**What to produce**
Entries follow. Return each line that contains the word "pankaj".

(Stored items from a collection)
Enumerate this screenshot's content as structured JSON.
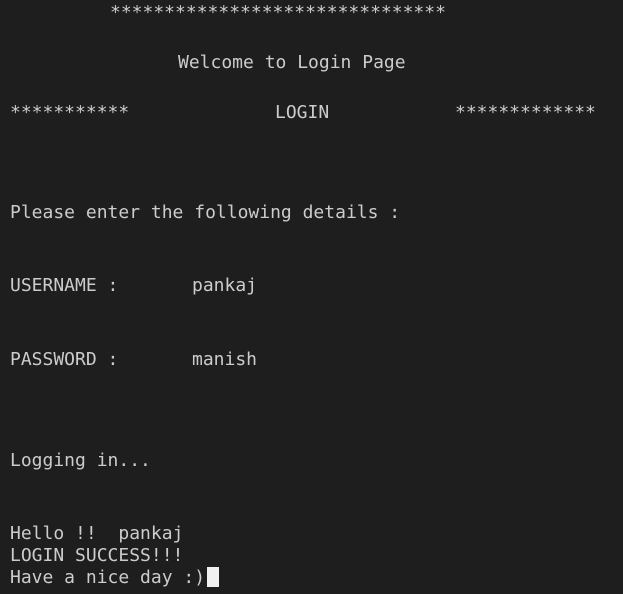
{
  "terminal": {
    "banner_top": "*******************************",
    "welcome": "Welcome to Login Page",
    "login_left_stars": "***********",
    "login_title": "LOGIN",
    "login_right_stars": "*************",
    "prompt": "Please enter the following details :",
    "username_label": "USERNAME :",
    "username_value": "pankaj",
    "password_label": "PASSWORD :",
    "password_value": "manish",
    "logging_in": "Logging in...",
    "hello_line": "Hello !!  pankaj",
    "success_line": "LOGIN SUCCESS!!!",
    "goodbye_line": "Have a nice day :)"
  },
  "colors": {
    "background": "#1e1e1e",
    "text": "#cccccc",
    "cursor": "#f0f0f0"
  }
}
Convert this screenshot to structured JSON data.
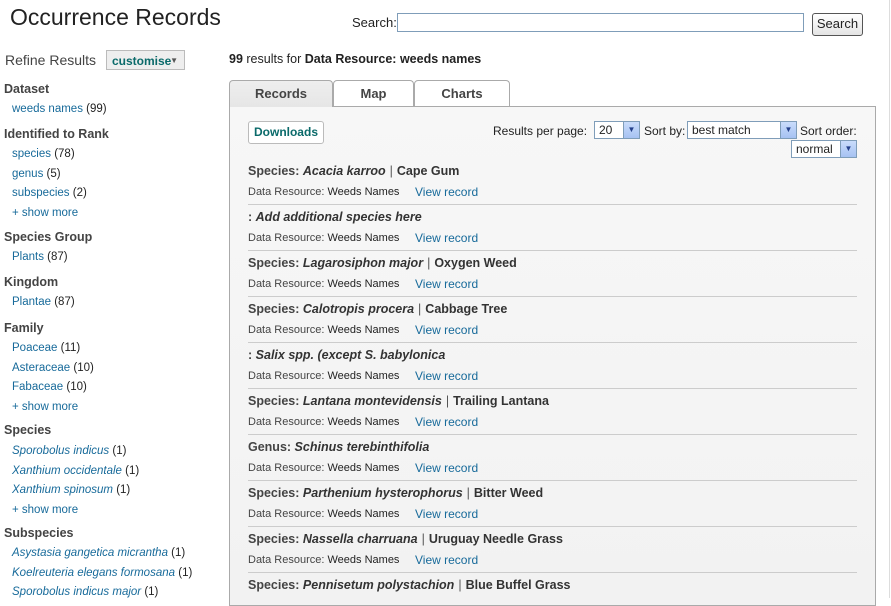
{
  "header": {
    "title": "Occurrence Records",
    "search_label": "Search:",
    "search_value": "",
    "search_button": "Search"
  },
  "sidebar": {
    "refine_label": "Refine Results",
    "customise_label": "customise",
    "facets": [
      {
        "title": "Dataset",
        "items": [
          {
            "label": "weeds names",
            "count": "(99)",
            "italic": false
          }
        ],
        "show_more": ""
      },
      {
        "title": "Identified to Rank",
        "items": [
          {
            "label": "species",
            "count": "(78)",
            "italic": false
          },
          {
            "label": "genus",
            "count": "(5)",
            "italic": false
          },
          {
            "label": "subspecies",
            "count": "(2)",
            "italic": false
          }
        ],
        "show_more": "+ show more"
      },
      {
        "title": "Species Group",
        "items": [
          {
            "label": "Plants",
            "count": "(87)",
            "italic": false
          }
        ],
        "show_more": ""
      },
      {
        "title": "Kingdom",
        "items": [
          {
            "label": "Plantae",
            "count": "(87)",
            "italic": false
          }
        ],
        "show_more": ""
      },
      {
        "title": "Family",
        "items": [
          {
            "label": "Poaceae",
            "count": "(11)",
            "italic": false
          },
          {
            "label": "Asteraceae",
            "count": "(10)",
            "italic": false
          },
          {
            "label": "Fabaceae",
            "count": "(10)",
            "italic": false
          }
        ],
        "show_more": "+ show more"
      },
      {
        "title": "Species",
        "items": [
          {
            "label": "Sporobolus indicus",
            "count": "(1)",
            "italic": true
          },
          {
            "label": "Xanthium occidentale",
            "count": "(1)",
            "italic": true
          },
          {
            "label": "Xanthium spinosum",
            "count": "(1)",
            "italic": true
          }
        ],
        "show_more": "+ show more"
      },
      {
        "title": "Subspecies",
        "items": [
          {
            "label": "Asystasia gangetica micrantha",
            "count": "(1)",
            "italic": true
          },
          {
            "label": "Koelreuteria elegans formosana",
            "count": "(1)",
            "italic": true
          },
          {
            "label": "Sporobolus indicus major",
            "count": "(1)",
            "italic": true
          }
        ],
        "show_more": ""
      }
    ]
  },
  "results": {
    "count": "99",
    "count_text": "results for",
    "query": "Data Resource: weeds names"
  },
  "tabs": [
    {
      "label": "Records",
      "active": true
    },
    {
      "label": "Map",
      "active": false
    },
    {
      "label": "Charts",
      "active": false
    }
  ],
  "toolbar": {
    "downloads_label": "Downloads",
    "per_page_label": "Results per page:",
    "per_page_value": "20",
    "sort_by_label": "Sort by:",
    "sort_by_value": "best match",
    "sort_order_label": "Sort order:",
    "sort_order_value": "normal"
  },
  "records": [
    {
      "rank": "Species:",
      "scientific": "Acacia karroo",
      "common": "Cape Gum",
      "dr_label": "Data Resource:",
      "dr_name": "Weeds Names",
      "view": "View record"
    },
    {
      "rank": ":",
      "scientific": "Add additional species here",
      "common": "",
      "dr_label": "Data Resource:",
      "dr_name": "Weeds Names",
      "view": "View record"
    },
    {
      "rank": "Species:",
      "scientific": "Lagarosiphon major",
      "common": "Oxygen Weed",
      "dr_label": "Data Resource:",
      "dr_name": "Weeds Names",
      "view": "View record"
    },
    {
      "rank": "Species:",
      "scientific": "Calotropis procera",
      "common": "Cabbage Tree",
      "dr_label": "Data Resource:",
      "dr_name": "Weeds Names",
      "view": "View record"
    },
    {
      "rank": ":",
      "scientific": "Salix spp. (except S. babylonica",
      "common": "",
      "dr_label": "Data Resource:",
      "dr_name": "Weeds Names",
      "view": "View record"
    },
    {
      "rank": "Species:",
      "scientific": "Lantana montevidensis",
      "common": "Trailing Lantana",
      "dr_label": "Data Resource:",
      "dr_name": "Weeds Names",
      "view": "View record"
    },
    {
      "rank": "Genus:",
      "scientific": "Schinus terebinthifolia",
      "common": "",
      "dr_label": "Data Resource:",
      "dr_name": "Weeds Names",
      "view": "View record"
    },
    {
      "rank": "Species:",
      "scientific": "Parthenium hysterophorus",
      "common": "Bitter Weed",
      "dr_label": "Data Resource:",
      "dr_name": "Weeds Names",
      "view": "View record"
    },
    {
      "rank": "Species:",
      "scientific": "Nassella charruana",
      "common": "Uruguay Needle Grass",
      "dr_label": "Data Resource:",
      "dr_name": "Weeds Names",
      "view": "View record"
    },
    {
      "rank": "Species:",
      "scientific": "Pennisetum polystachion",
      "common": "Blue Buffel Grass",
      "dr_label": "",
      "dr_name": "",
      "view": ""
    }
  ],
  "colors": {
    "link": "#176a9a",
    "accent": "#0a6a6a",
    "border": "#aaaaaa"
  }
}
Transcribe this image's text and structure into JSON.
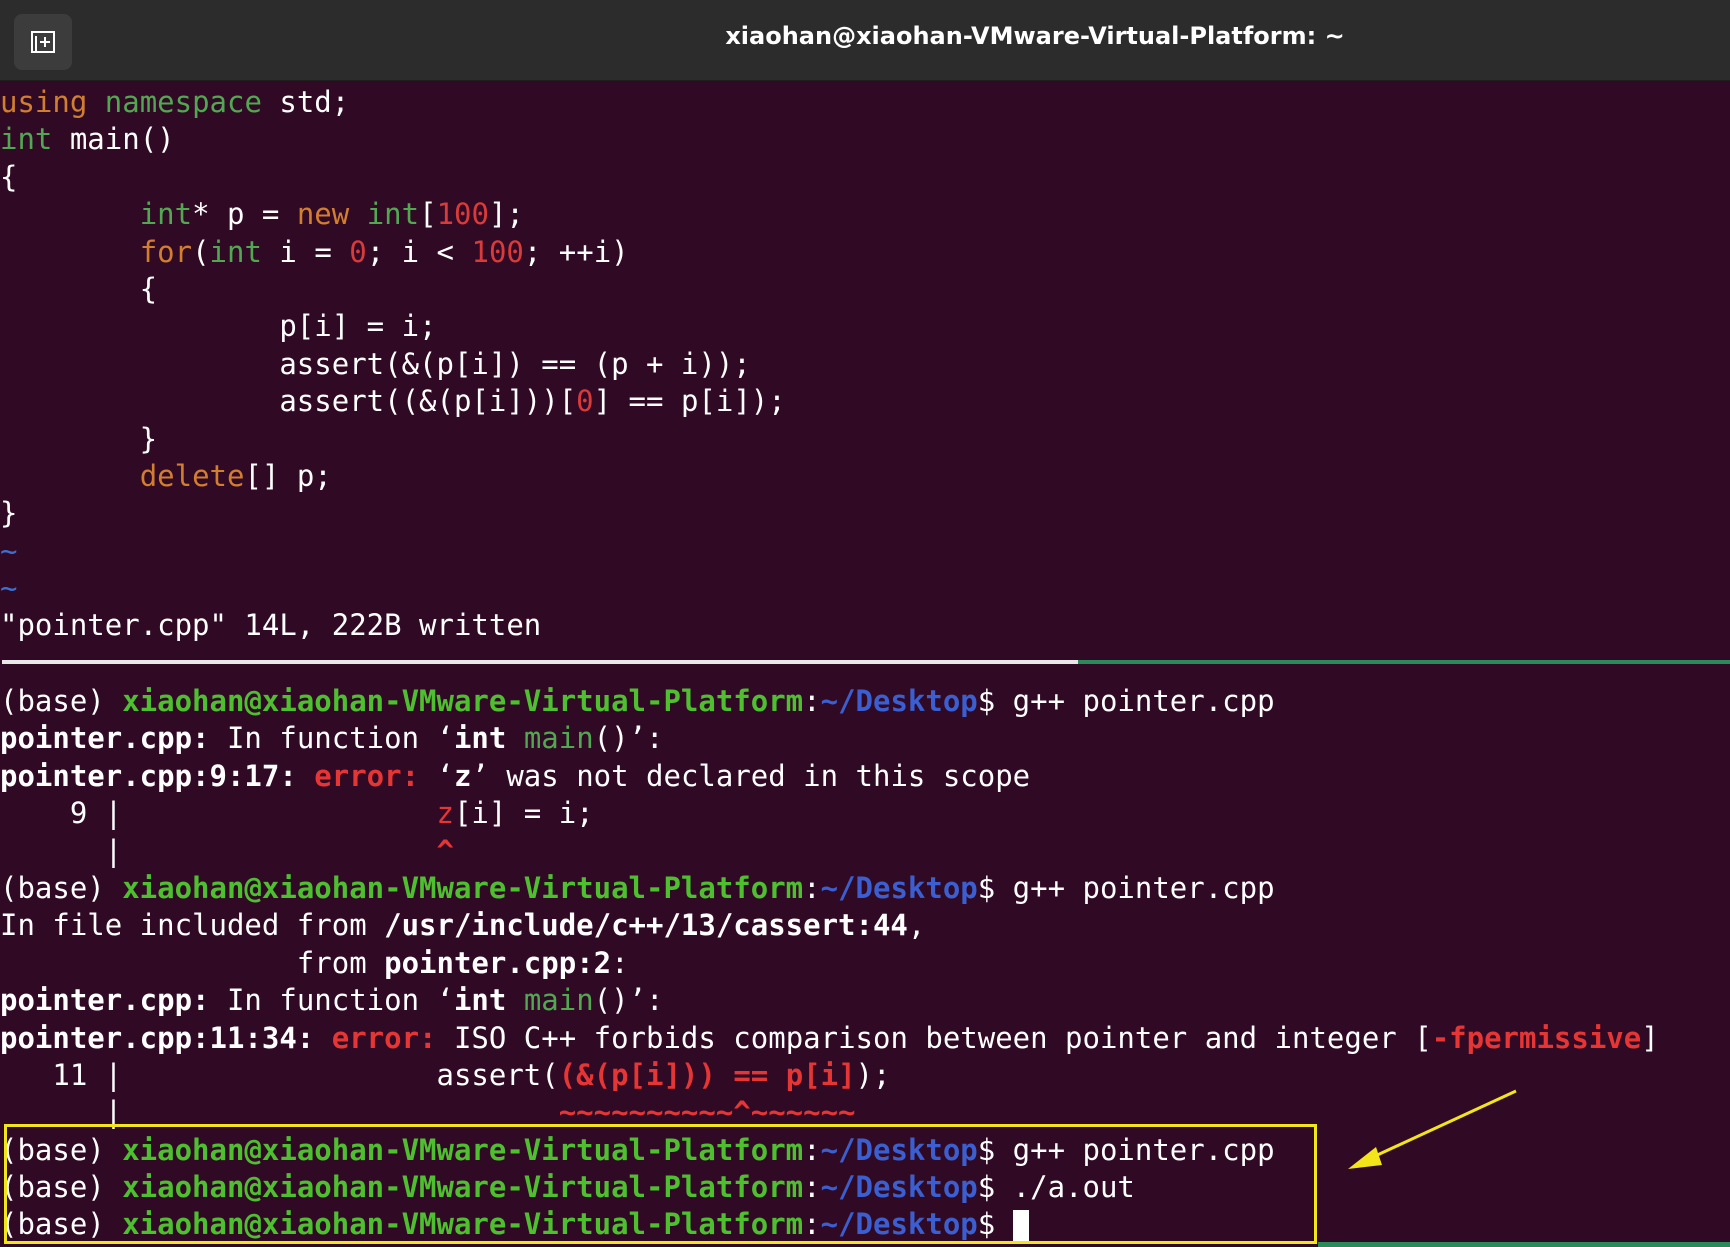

**Reply**
    "username_value": "pankaj",
    "hello_line": "Hello !!  pankaj",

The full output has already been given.